When you decide to get into T-shirt printing, you will be given many choices and chief among them is the method you choose to transfer your designs to the fabric or material of your choice. Will you use a screen-printing method or a method that uses a heat press? What is the difference and what is each method good for?
In this article, we will break done each method and hopefully help you decide whether the heat press vs screen printing method is the right one for your business or project.
Heat Press – Pros and Cons
A heat press is a method where you use a machine with a heated plate and a graphic transfer of some form (usually either heat transfer or sublimation paper). There are many great advantages to this process. You have a lot of control and the ability to use versatile materials. Depending on the transfer method you use you can have access to using multiple fabrics like cotton, polyester, and blends. You even can transfer to things like mugs and puzzles if you use your heat press with the sublimation method. You have a wide color selection and you can easily transfer photographs to your material This is a budget-friendly option; the equipment is easy to set up and use; and it is also eco-friendly.
Now it does have some drawbacks. This method works better with lighter color fabrics and is not as durable as other methods. Because this method adds a layer onto the cloth instead of fusing the graphic into the fabric it can not be ironed or washed in a washer. Over time this method will crack and fade after extended wear.
The best reasons to use heat press are for:
- Limited run of products to create
- Material is a weird shape or has crevasses and rolls
- Easy-to-use method for an on-the-go creation
- Individualized T's or products
- Have one-of-a-kind art to use as a graphic
Screen Printing – Pros and Cons
This process has been around for centuries. Originally developed in China, the method started by using silk screens to create beautiful artwork. That is why this method is sometimes also known as silk screening. Nowadays screen printing is a technique where a stencil is used to embed ink into a woven fabric. This process is more complicated and requires special considerations. The screens will need to be stored in a room that is dark and you will need specialized machinery. It is not as eco-friendly as a heat press, but it does have some great advantages. It is a great method for large batch production and allows the fabric to keep its hand after printing. The richness and vibrancy of the color also tend to be better and can be transferred to darker fabrics easier. This method also produces durability in the fact that you can easily wash your shirt without the worry of the image fading or cracking like many that have been done by a heat press.

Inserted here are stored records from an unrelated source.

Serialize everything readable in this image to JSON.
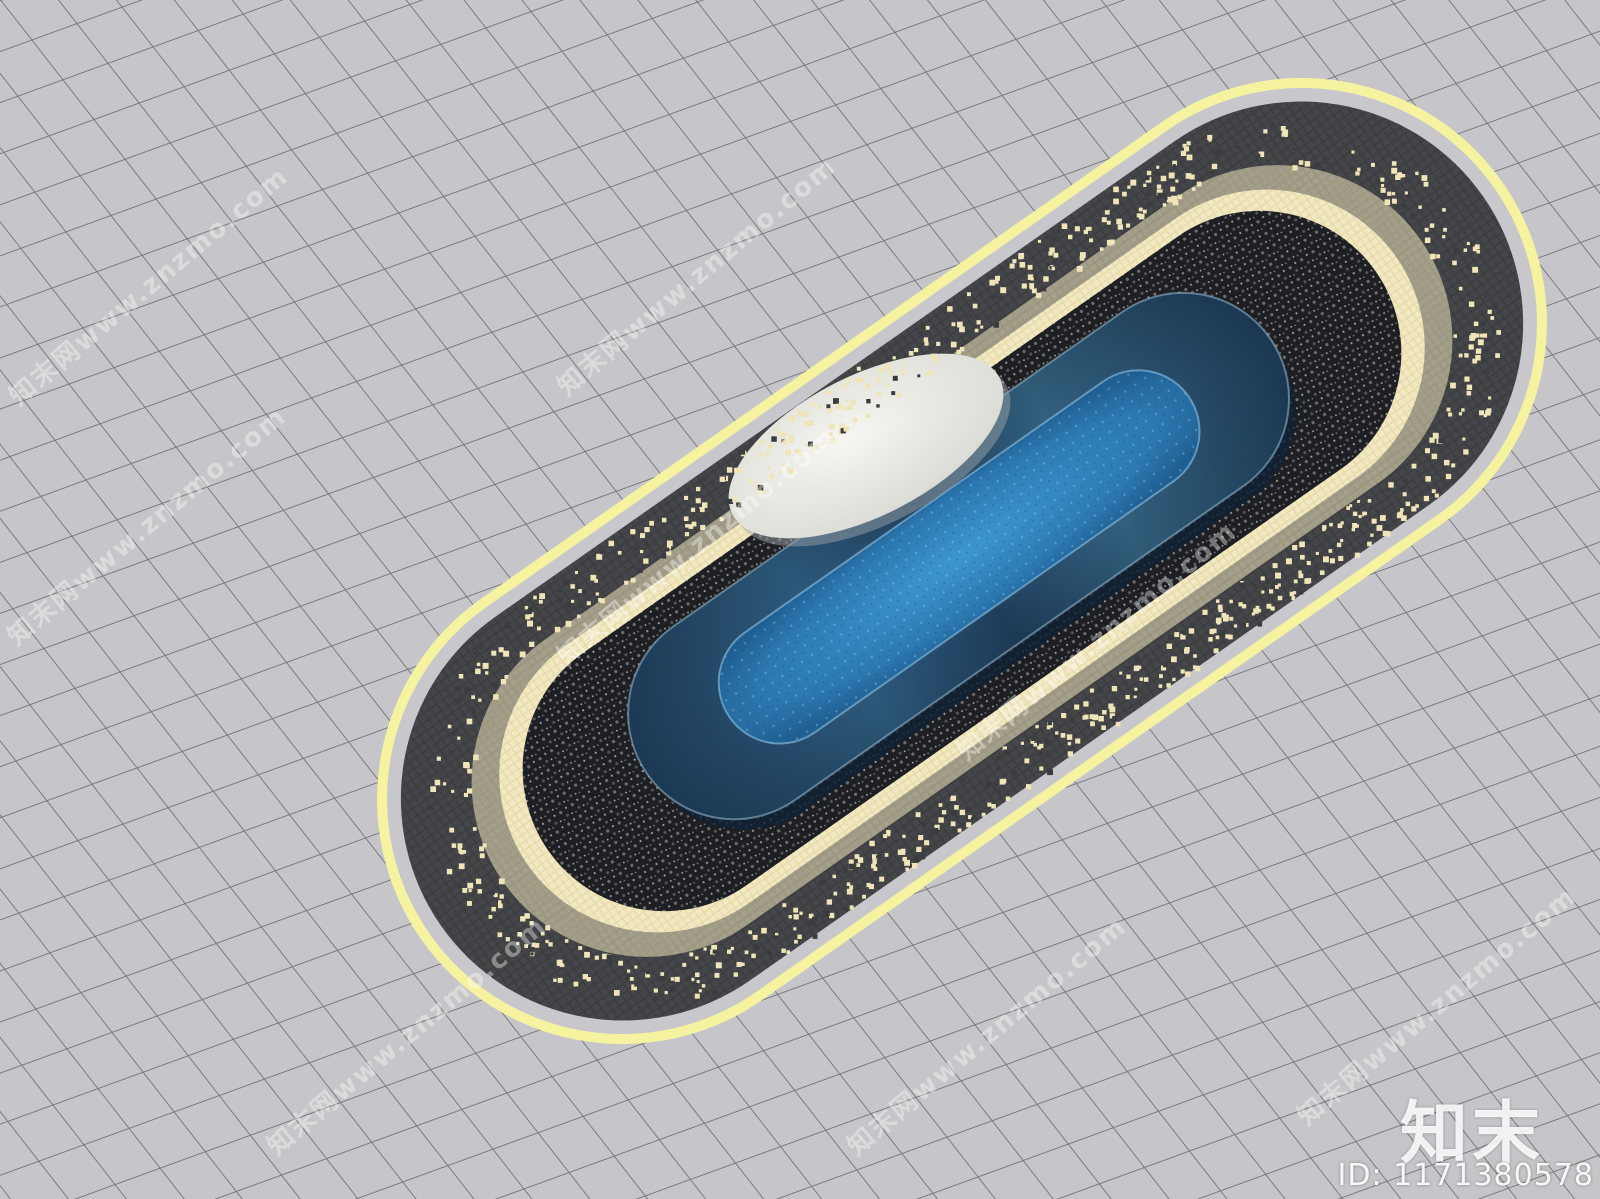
{
  "watermark": {
    "url_text": "知末网www.znzmo.com",
    "logo_text": "知末",
    "id_text": "ID: 1171380578"
  },
  "colors": {
    "floor": "#c4c4c8",
    "grid_line": "#78787c",
    "outer_glow": "#f4f19a",
    "dark_tile": "#3a3b3d",
    "cream_tile": "#efe5b8",
    "gravel": "#222326",
    "pool_rim": "#24476a",
    "water": "#2f7fb8",
    "stone": "#ebebe6"
  },
  "icons": {
    "pool": "oval-pool-render"
  }
}
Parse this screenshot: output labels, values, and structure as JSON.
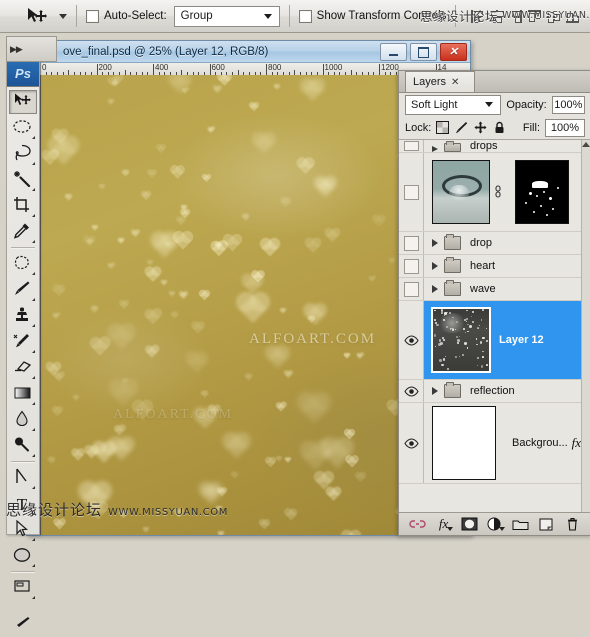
{
  "options_bar": {
    "tool_icon": "move-tool-icon",
    "auto_select_label": "Auto-Select:",
    "auto_select_value": "Group",
    "show_transform_label": "Show Transform Controls",
    "watermark_cn": "思缘设计论坛",
    "watermark_en": "WWW.MISSYUAN.COM"
  },
  "toolbar": {
    "logo": "Ps",
    "tools": [
      {
        "name": "move-tool",
        "icon": "move-arrow-icon"
      },
      {
        "name": "marquee-tool",
        "icon": "elliptical-marquee-icon"
      },
      {
        "name": "lasso-tool",
        "icon": "lasso-icon"
      },
      {
        "name": "magic-wand-tool",
        "icon": "magic-wand-icon"
      },
      {
        "name": "crop-tool",
        "icon": "crop-icon"
      },
      {
        "name": "eyedropper-tool",
        "icon": "eyedropper-icon"
      },
      {
        "name": "healing-brush-tool",
        "icon": "healing-patch-icon"
      },
      {
        "name": "brush-tool",
        "icon": "paintbrush-icon"
      },
      {
        "name": "clone-stamp-tool",
        "icon": "clone-stamp-icon"
      },
      {
        "name": "history-brush-tool",
        "icon": "history-brush-icon"
      },
      {
        "name": "eraser-tool",
        "icon": "eraser-icon"
      },
      {
        "name": "gradient-tool",
        "icon": "gradient-icon"
      },
      {
        "name": "blur-tool",
        "icon": "waterdrop-icon"
      },
      {
        "name": "dodge-tool",
        "icon": "dodge-burn-icon"
      },
      {
        "name": "pen-tool",
        "icon": "pen-icon"
      },
      {
        "name": "type-tool",
        "icon": "type-T-icon"
      },
      {
        "name": "path-selection-tool",
        "icon": "path-arrow-icon"
      },
      {
        "name": "shape-tool",
        "icon": "ellipse-shape-icon"
      },
      {
        "name": "notes-tool",
        "icon": "notes-icon"
      }
    ]
  },
  "document": {
    "title": "ove_final.psd @ 25% (Layer 12, RGB/8)",
    "window_buttons": [
      "minimize",
      "maximize",
      "close"
    ],
    "ruler_labels": [
      "0",
      "200",
      "400",
      "600",
      "800",
      "1000",
      "1200",
      "14"
    ],
    "canvas_watermark_1": "ALFOART.COM",
    "canvas_watermark_2": "ALFOART.COM",
    "canvas_color": "#b9a34c"
  },
  "page_watermark": {
    "cn": "思缘设计论坛",
    "en": "WWW.MISSYUAN.COM"
  },
  "layers_panel": {
    "tab_label": "Layers",
    "tab_close": "✕",
    "blend_mode": "Soft Light",
    "opacity_label": "Opacity:",
    "opacity_value": "100%",
    "lock_label": "Lock:",
    "fill_label": "Fill:",
    "fill_value": "100%",
    "lock_icons": [
      "lock-transparent-pixels-icon",
      "lock-image-pixels-icon",
      "lock-position-icon",
      "lock-all-icon"
    ],
    "partial_top_layer": "drops",
    "layers": [
      {
        "name": "",
        "type": "image-with-mask",
        "visible": false,
        "selected": false,
        "has_mask": true,
        "thumb": "water-drop-thumbnail",
        "mask_thumb": "splash-mask-thumbnail"
      },
      {
        "name": "drop",
        "type": "group",
        "visible": false,
        "selected": false
      },
      {
        "name": "heart",
        "type": "group",
        "visible": false,
        "selected": false
      },
      {
        "name": "wave",
        "type": "group",
        "visible": false,
        "selected": false
      },
      {
        "name": "Layer 12",
        "type": "image",
        "visible": true,
        "selected": true,
        "thumb": "dark-sparkle-thumbnail"
      },
      {
        "name": "reflection",
        "type": "group",
        "visible": true,
        "selected": false
      },
      {
        "name": "Backgrou...",
        "type": "image",
        "visible": true,
        "selected": false,
        "fx": "fx",
        "thumb": "white-thumbnail"
      }
    ],
    "bottom_buttons": [
      {
        "name": "link-layers-button",
        "icon": "link-icon"
      },
      {
        "name": "layer-style-button",
        "icon": "fx-icon"
      },
      {
        "name": "add-layer-mask-button",
        "icon": "mask-circle-icon"
      },
      {
        "name": "adjustment-layer-button",
        "icon": "half-circle-icon"
      },
      {
        "name": "new-group-button",
        "icon": "folder-icon"
      },
      {
        "name": "new-layer-button",
        "icon": "new-layer-icon"
      },
      {
        "name": "delete-layer-button",
        "icon": "trash-icon"
      }
    ]
  }
}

The biggest drawback of this technique is the expense of the whole process. The fact that each color of the graphic will needs its own stencil and the cost of the equipment itself, this method has a high-cost of entry. You may have problems with imagery that has too many colors and this process takes longer the more colors you use. Because of the process, you will need to create a stencil for every color used in the design and it is not easy to set up, nor is it easy to clean up after.
This technique is good for:
- Large batch prints
- Prints that require special effects
- Super vibrant or dark colors
- Keeping the fabric’s hand (feel)
So what should you decide when it comes to heat press vs screen printing? Each of these methods has its own uses and depends on where you want to take your business and the budget you have. These two considerations will play a role in the final verdict on which technique you feel will work for you. A heat press is good for a lower budget and a startup business. It has fewer equipment needs and offers hands-on feel to each product.
On the other hand, screen printing is good if you have a little larger budget and want to create large batches of a certain print. This method is not as eco-friendly due to the chemicals but produces a product that has a rich, vibrant color and a nice feel with incredible durability.
So there is no clear winner when looking at heat press vs. screen printing. It really is all about where you envision your T-shirt business going. Hopefully, the breakdown above has helped you with your choice and given you a better understanding of the pros and cons of each method.